What I would LOVE see is a mode that uses the hub motors to subtly add a little more “glide” to each push, extending the power that a rider is able to put down, and allowing for a little bit of a motor-assisted skate session without requiring use of a remote.
The Mellow Drive is the best bolt-on kit that we have tested. If you have deep pockets, and are not into soldering wires and programming your own ECU’s, but still want an eboard that can mount on any household deck, this is unquestionably the right choice for you.
Additionally, Mellow is making great advances in the fields of eskate tech, ease-of-use, and putting the rider experience first. Their products truly reflect a love of skating and a consideration for skaters that goes beyond what we see from the rest of the industry. In a world where Chinese manufacturers are constantly copying each other’s designs and pumping out boards with bigger and bigger motors bolted onto shitty, flat decks with trucks that fall apart during real use, it is important to recognize that Mellow is focusing on innovating eskating as an experience.
We can buy products from the Meepo and Wowgo’s of the world for a hundred years, and I can almost guarantee that the eskate landscape will look very similar in that time (albeit, extremely cheap if they keep up their current trends) but it takes companies like Mellow to actually bring new features, technology, and ideas into reality that will truly innovate the eskate industry. (after 2 months of abuse, this is what a Mellow looks like. It handled light rain, dirty roads, and Boston traffic and came out looking none the worse for wear)

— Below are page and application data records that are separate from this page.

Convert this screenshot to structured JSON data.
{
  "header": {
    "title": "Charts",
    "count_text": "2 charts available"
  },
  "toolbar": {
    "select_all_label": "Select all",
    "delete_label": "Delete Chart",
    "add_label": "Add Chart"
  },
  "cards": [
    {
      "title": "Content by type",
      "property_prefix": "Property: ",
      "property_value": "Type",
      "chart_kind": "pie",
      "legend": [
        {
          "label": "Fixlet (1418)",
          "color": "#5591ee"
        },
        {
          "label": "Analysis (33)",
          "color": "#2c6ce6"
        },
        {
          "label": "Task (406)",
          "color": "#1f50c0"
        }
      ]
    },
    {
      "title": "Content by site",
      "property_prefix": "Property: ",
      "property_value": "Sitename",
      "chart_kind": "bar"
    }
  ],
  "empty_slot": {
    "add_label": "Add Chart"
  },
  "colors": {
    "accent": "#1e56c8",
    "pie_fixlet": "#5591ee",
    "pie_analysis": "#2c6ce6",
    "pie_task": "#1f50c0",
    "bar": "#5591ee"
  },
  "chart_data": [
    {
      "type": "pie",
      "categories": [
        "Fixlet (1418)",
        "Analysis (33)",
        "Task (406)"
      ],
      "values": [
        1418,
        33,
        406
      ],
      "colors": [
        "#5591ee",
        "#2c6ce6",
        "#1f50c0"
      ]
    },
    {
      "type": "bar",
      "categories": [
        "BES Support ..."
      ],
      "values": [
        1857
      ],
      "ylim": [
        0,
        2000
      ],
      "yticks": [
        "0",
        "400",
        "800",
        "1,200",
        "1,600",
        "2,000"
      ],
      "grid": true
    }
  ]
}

I hope you liked this month’s long-term review. If you have any questions about the Mellow or have an idea for a product that you would like us to review or compare next, feel free to email me at [email protected].
Until next time, stay rolling, stay upright, stay stoked!